What is expected
Output the full set of records exactly.
Information section start
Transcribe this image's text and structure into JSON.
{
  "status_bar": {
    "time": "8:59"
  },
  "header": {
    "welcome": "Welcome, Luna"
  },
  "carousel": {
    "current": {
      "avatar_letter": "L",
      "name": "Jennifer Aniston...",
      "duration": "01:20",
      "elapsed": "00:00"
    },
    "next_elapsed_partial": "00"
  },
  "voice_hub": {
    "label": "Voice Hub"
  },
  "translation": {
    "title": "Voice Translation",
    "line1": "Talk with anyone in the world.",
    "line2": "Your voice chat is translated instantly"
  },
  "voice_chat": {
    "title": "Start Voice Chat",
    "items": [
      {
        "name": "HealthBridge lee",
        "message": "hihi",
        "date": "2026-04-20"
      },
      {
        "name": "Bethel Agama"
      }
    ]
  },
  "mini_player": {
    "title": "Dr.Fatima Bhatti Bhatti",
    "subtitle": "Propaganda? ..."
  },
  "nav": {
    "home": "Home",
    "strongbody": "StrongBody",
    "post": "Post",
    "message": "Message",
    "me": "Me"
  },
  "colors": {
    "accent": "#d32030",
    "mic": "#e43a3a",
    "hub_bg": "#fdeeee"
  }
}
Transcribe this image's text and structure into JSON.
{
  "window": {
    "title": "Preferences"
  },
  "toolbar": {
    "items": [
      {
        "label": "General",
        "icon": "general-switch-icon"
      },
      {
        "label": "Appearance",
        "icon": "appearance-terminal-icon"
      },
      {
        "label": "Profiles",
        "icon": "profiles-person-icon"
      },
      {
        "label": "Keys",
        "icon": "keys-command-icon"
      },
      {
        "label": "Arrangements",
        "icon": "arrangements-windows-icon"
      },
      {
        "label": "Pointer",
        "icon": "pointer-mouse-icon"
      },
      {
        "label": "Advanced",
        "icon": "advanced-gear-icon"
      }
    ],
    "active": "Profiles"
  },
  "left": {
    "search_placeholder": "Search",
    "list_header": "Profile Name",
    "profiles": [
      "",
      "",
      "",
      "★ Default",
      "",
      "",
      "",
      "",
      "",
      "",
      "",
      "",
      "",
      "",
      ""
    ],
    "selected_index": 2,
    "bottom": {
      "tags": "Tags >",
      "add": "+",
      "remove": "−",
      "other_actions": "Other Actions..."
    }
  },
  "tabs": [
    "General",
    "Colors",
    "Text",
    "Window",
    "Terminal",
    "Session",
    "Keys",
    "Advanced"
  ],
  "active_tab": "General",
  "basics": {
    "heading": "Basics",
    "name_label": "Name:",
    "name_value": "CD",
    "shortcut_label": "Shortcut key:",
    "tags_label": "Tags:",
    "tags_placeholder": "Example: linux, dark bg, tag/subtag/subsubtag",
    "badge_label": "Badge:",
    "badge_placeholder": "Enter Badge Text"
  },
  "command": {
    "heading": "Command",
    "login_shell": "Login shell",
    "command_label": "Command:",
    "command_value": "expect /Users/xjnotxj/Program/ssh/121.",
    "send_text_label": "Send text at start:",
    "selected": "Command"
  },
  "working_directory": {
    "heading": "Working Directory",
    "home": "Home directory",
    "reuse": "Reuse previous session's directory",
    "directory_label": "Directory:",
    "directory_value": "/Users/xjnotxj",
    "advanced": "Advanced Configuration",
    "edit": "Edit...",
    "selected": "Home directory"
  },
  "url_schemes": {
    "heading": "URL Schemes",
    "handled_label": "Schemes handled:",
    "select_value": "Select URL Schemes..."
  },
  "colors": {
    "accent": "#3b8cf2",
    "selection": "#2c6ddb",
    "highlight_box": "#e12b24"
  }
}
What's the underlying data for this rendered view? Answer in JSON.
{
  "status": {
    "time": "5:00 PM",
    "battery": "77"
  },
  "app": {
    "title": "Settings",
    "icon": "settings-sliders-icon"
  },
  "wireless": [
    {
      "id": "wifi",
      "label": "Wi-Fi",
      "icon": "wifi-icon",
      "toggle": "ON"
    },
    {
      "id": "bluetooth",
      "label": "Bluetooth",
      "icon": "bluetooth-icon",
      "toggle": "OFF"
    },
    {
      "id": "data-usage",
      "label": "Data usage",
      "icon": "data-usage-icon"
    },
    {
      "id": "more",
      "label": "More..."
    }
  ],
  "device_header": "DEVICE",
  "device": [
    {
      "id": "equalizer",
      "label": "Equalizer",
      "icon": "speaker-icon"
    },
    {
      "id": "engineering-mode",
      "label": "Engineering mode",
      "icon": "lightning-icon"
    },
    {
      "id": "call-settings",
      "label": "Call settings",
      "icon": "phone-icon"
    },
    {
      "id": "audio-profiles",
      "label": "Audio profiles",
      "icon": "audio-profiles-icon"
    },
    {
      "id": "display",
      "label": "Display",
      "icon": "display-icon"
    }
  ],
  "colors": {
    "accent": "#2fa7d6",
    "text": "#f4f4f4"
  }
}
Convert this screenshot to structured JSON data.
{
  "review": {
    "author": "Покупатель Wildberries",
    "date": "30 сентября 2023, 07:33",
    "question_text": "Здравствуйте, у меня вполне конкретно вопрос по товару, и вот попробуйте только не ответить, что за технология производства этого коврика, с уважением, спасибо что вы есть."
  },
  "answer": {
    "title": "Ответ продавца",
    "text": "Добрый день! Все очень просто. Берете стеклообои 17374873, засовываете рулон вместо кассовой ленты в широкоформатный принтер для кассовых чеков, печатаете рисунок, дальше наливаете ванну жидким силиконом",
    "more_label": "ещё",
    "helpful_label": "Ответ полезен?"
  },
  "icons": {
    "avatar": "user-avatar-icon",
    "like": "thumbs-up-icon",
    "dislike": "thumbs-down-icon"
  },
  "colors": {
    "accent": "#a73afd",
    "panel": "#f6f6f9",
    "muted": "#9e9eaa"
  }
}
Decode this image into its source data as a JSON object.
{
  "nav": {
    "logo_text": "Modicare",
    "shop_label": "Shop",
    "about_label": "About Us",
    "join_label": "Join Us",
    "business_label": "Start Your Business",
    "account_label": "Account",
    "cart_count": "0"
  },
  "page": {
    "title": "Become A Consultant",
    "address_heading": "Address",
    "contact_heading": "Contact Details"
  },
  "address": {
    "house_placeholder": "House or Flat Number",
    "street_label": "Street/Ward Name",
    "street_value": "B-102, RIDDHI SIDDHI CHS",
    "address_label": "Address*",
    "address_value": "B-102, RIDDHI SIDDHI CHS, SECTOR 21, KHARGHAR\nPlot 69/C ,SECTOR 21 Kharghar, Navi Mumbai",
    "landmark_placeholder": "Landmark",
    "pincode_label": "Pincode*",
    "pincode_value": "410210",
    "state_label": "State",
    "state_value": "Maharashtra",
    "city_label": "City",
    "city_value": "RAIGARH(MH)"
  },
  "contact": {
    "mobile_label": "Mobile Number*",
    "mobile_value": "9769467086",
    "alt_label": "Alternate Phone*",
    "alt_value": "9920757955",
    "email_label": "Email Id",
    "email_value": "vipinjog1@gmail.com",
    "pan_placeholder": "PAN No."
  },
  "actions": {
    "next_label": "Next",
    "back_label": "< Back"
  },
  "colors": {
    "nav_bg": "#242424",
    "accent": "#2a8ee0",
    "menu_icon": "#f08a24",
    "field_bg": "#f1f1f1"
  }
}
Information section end
Task answer
Transcribe this image's text and structure into JSON.
{
  "status_bar": {
    "time": "8:59"
  },
  "header": {
    "welcome": "Welcome, Luna"
  },
  "carousel": {
    "current": {
      "avatar_letter": "L",
      "name": "Jennifer Aniston...",
      "duration": "01:20",
      "elapsed": "00:00"
    },
    "next_elapsed_partial": "00"
  },
  "voice_hub": {
    "label": "Voice Hub"
  },
  "translation": {
    "title": "Voice Translation",
    "line1": "Talk with anyone in the world.",
    "line2": "Your voice chat is translated instantly"
  },
  "voice_chat": {
    "title": "Start Voice Chat",
    "items": [
      {
        "name": "HealthBridge lee",
        "message": "hihi",
        "date": "2026-04-20"
      },
      {
        "name": "Bethel Agama"
      }
    ]
  },
  "mini_player": {
    "title": "Dr.Fatima Bhatti Bhatti",
    "subtitle": "Propaganda? ..."
  },
  "nav": {
    "home": "Home",
    "strongbody": "StrongBody",
    "post": "Post",
    "message": "Message",
    "me": "Me"
  },
  "colors": {
    "accent": "#d32030",
    "mic": "#e43a3a",
    "hub_bg": "#fdeeee"
  }
}
Transcribe this image's text and structure into JSON.
{
  "window": {
    "title": "Preferences"
  },
  "toolbar": {
    "items": [
      {
        "label": "General",
        "icon": "general-switch-icon"
      },
      {
        "label": "Appearance",
        "icon": "appearance-terminal-icon"
      },
      {
        "label": "Profiles",
        "icon": "profiles-person-icon"
      },
      {
        "label": "Keys",
        "icon": "keys-command-icon"
      },
      {
        "label": "Arrangements",
        "icon": "arrangements-windows-icon"
      },
      {
        "label": "Pointer",
        "icon": "pointer-mouse-icon"
      },
      {
        "label": "Advanced",
        "icon": "advanced-gear-icon"
      }
    ],
    "active": "Profiles"
  },
  "left": {
    "search_placeholder": "Search",
    "list_header": "Profile Name",
    "profiles": [
      "",
      "",
      "",
      "★ Default",
      "",
      "",
      "",
      "",
      "",
      "",
      "",
      "",
      "",
      "",
      ""
    ],
    "selected_index": 2,
    "bottom": {
      "tags": "Tags >",
      "add": "+",
      "remove": "−",
      "other_actions": "Other Actions..."
    }
  },
  "tabs": [
    "General",
    "Colors",
    "Text",
    "Window",
    "Terminal",
    "Session",
    "Keys",
    "Advanced"
  ],
  "active_tab": "General",
  "basics": {
    "heading": "Basics",
    "name_label": "Name:",
    "name_value": "CD",
    "shortcut_label": "Shortcut key:",
    "tags_label": "Tags:",
    "tags_placeholder": "Example: linux, dark bg, tag/subtag/subsubtag",
    "badge_label": "Badge:",
    "badge_placeholder": "Enter Badge Text"
  },
  "command": {
    "heading": "Command",
    "login_shell": "Login shell",
    "command_label": "Command:",
    "command_value": "expect /Users/xjnotxj/Program/ssh/121.",
    "send_text_label": "Send text at start:",
    "selected": "Command"
  },
  "working_directory": {
    "heading": "Working Directory",
    "home": "Home directory",
    "reuse": "Reuse previous session's directory",
    "directory_label": "Directory:",
    "directory_value": "/Users/xjnotxj",
    "advanced": "Advanced Configuration",
    "edit": "Edit...",
    "selected": "Home directory"
  },
  "url_schemes": {
    "heading": "URL Schemes",
    "handled_label": "Schemes handled:",
    "select_value": "Select URL Schemes..."
  },
  "colors": {
    "accent": "#3b8cf2",
    "selection": "#2c6ddb",
    "highlight_box": "#e12b24"
  }
}
What's the underlying data for this rendered view? Answer in JSON.
{
  "status": {
    "time": "5:00 PM",
    "battery": "77"
  },
  "app": {
    "title": "Settings",
    "icon": "settings-sliders-icon"
  },
  "wireless": [
    {
      "id": "wifi",
      "label": "Wi-Fi",
      "icon": "wifi-icon",
      "toggle": "ON"
    },
    {
      "id": "bluetooth",
      "label": "Bluetooth",
      "icon": "bluetooth-icon",
      "toggle": "OFF"
    },
    {
      "id": "data-usage",
      "label": "Data usage",
      "icon": "data-usage-icon"
    },
    {
      "id": "more",
      "label": "More..."
    }
  ],
  "device_header": "DEVICE",
  "device": [
    {
      "id": "equalizer",
      "label": "Equalizer",
      "icon": "speaker-icon"
    },
    {
      "id": "engineering-mode",
      "label": "Engineering mode",
      "icon": "lightning-icon"
    },
    {
      "id": "call-settings",
      "label": "Call settings",
      "icon": "phone-icon"
    },
    {
      "id": "audio-profiles",
      "label": "Audio profiles",
      "icon": "audio-profiles-icon"
    },
    {
      "id": "display",
      "label": "Display",
      "icon": "display-icon"
    }
  ],
  "colors": {
    "accent": "#2fa7d6",
    "text": "#f4f4f4"
  }
}
Convert this screenshot to structured JSON data.
{
  "review": {
    "author": "Покупатель Wildberries",
    "date": "30 сентября 2023, 07:33",
    "question_text": "Здравствуйте, у меня вполне конкретно вопрос по товару, и вот попробуйте только не ответить, что за технология производства этого коврика, с уважением, спасибо что вы есть."
  },
  "answer": {
    "title": "Ответ продавца",
    "text": "Добрый день! Все очень просто. Берете стеклообои 17374873, засовываете рулон вместо кассовой ленты в широкоформатный принтер для кассовых чеков, печатаете рисунок, дальше наливаете ванну жидким силиконом",
    "more_label": "ещё",
    "helpful_label": "Ответ полезен?"
  },
  "icons": {
    "avatar": "user-avatar-icon",
    "like": "thumbs-up-icon",
    "dislike": "thumbs-down-icon"
  },
  "colors": {
    "accent": "#a73afd",
    "panel": "#f6f6f9",
    "muted": "#9e9eaa"
  }
}
Decode this image into its source data as a JSON object.
{
  "nav": {
    "logo_text": "Modicare",
    "shop_label": "Shop",
    "about_label": "About Us",
    "join_label": "Join Us",
    "business_label": "Start Your Business",
    "account_label": "Account",
    "cart_count": "0"
  },
  "page": {
    "title": "Become A Consultant",
    "address_heading": "Address",
    "contact_heading": "Contact Details"
  },
  "address": {
    "house_placeholder": "House or Flat Number",
    "street_label": "Street/Ward Name",
    "street_value": "B-102, RIDDHI SIDDHI CHS",
    "address_label": "Address*",
    "address_value": "B-102, RIDDHI SIDDHI CHS, SECTOR 21, KHARGHAR\nPlot 69/C ,SECTOR 21 Kharghar, Navi Mumbai",
    "landmark_placeholder": "Landmark",
    "pincode_label": "Pincode*",
    "pincode_value": "410210",
    "state_label": "State",
    "state_value": "Maharashtra",
    "city_label": "City",
    "city_value": "RAIGARH(MH)"
  },
  "contact": {
    "mobile_label": "Mobile Number*",
    "mobile_value": "9769467086",
    "alt_label": "Alternate Phone*",
    "alt_value": "9920757955",
    "email_label": "Email Id",
    "email_value": "vipinjog1@gmail.com",
    "pan_placeholder": "PAN No."
  },
  "actions": {
    "next_label": "Next",
    "back_label": "< Back"
  },
  "colors": {
    "nav_bg": "#242424",
    "accent": "#2a8ee0",
    "menu_icon": "#f08a24",
    "field_bg": "#f1f1f1"
  }
}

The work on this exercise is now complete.